Fernando Alonso 'is still the best driver around' in Formula 1, would 'represent an exceptional duo' with Ferrari and 'could beat Lewis Hamilton easily' – those are the views of three expert commentators after speculation linking the Spaniard to a future in scarlet re-surfaced again recently.
It was reported in Italian newspaper La Gazzetta dello Sport
last week that Alonso and Ferrari had agreed a four-year contract as of 2011 – if not earlier [see separate story – click here
] – and some of the sport's most seasoned observers reckon should the rumours indeed turn out to be true, it would be a match made in heaven and one that could prove to be nigh-on unbeatable.
“Two years is a long time,” contended former F1 team owner Giancarlo Minardi, who handed Alonso his break in the top flight back in 2001. “Since Fernando hasn't lost the taste of victory, why wait so long? Joking apart, though, I know that there are contracts in place and only Ferrari knows what happened to Kimi Raikkonen last season.
“I haven't seen Alonso since the Italian Grand Prix at Monza, so we haven't spoken about his future, and for Christmas we simply exchanged wishes, but it's undeniable that for Ferrari such a driver would be very useful. At the end of the day, he's the driver who up until now has given Hamilton the hardest time in equal equipment, and he could beat him easily.”
Those sentiments are echoed by ex-Minardi technical director and now Sky TV
pundit Gabriele Tredozi, who pointed to the way the man from Oviedo had helped to turn Renault's fortunes around in 2008 as evidence of his outstanding calibre and prowess.
“It would be like having another [Michael] Schumacher there,” the Italian mused of the possibility of Alonso joining forces with the Scuderia

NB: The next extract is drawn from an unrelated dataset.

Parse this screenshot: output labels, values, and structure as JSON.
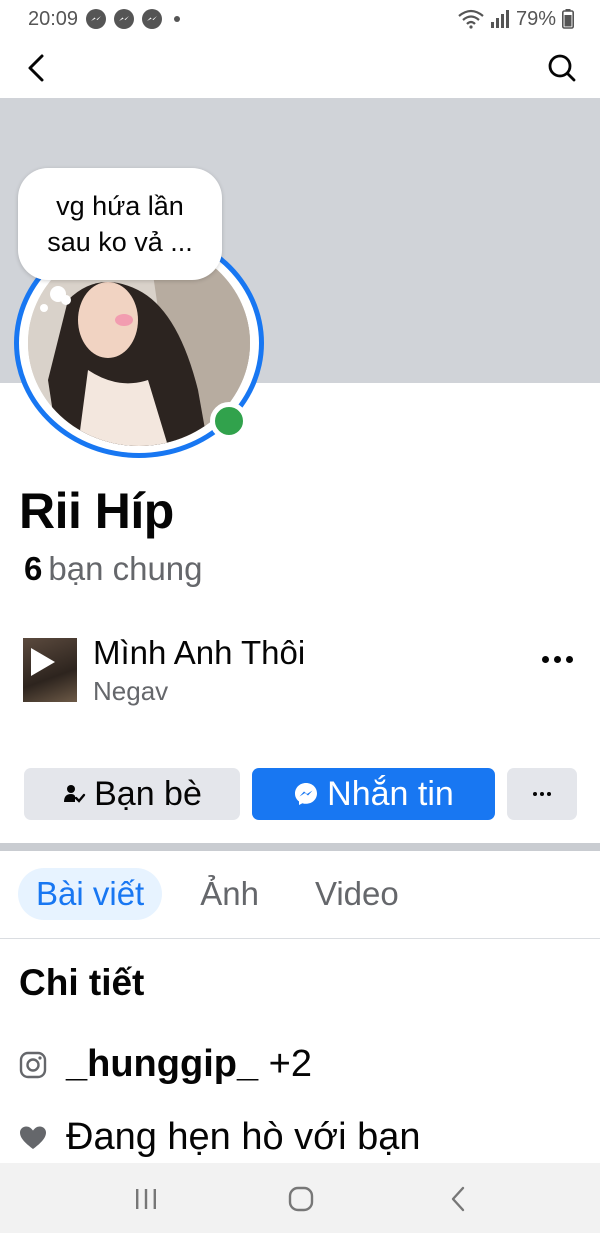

. “He's quick and technically strong, and above all his consistency is unrivalled. He never has ups and downs during the season, except for those caused by the lack of competitiveness of his car.
“Moreover, he's sincere – as he demonstrated during his difficult period at McLaren – he's a driver who needs to feel the support of the team behind him like no other, and he knows how to motivate the team too.
“He knows how to assess a car's strong and weak points without wavering, he has exceptional racecraft and he knows how to manage the tyres well. He is also capable of getting himself out of even the most difficult situations; last season is the most obvious example of that.”
Erstwhile Ferrari team principal Cesare Fiorio, finally – the man who gave the double world champion his F1 test debut with Minardi at Jerez in 1999, the Asturian-born star lapping 1.5 seconds faster than any other young driver trying out on the same day – argues that an Alonso-Ferrari combination would give the entire field cause for concern.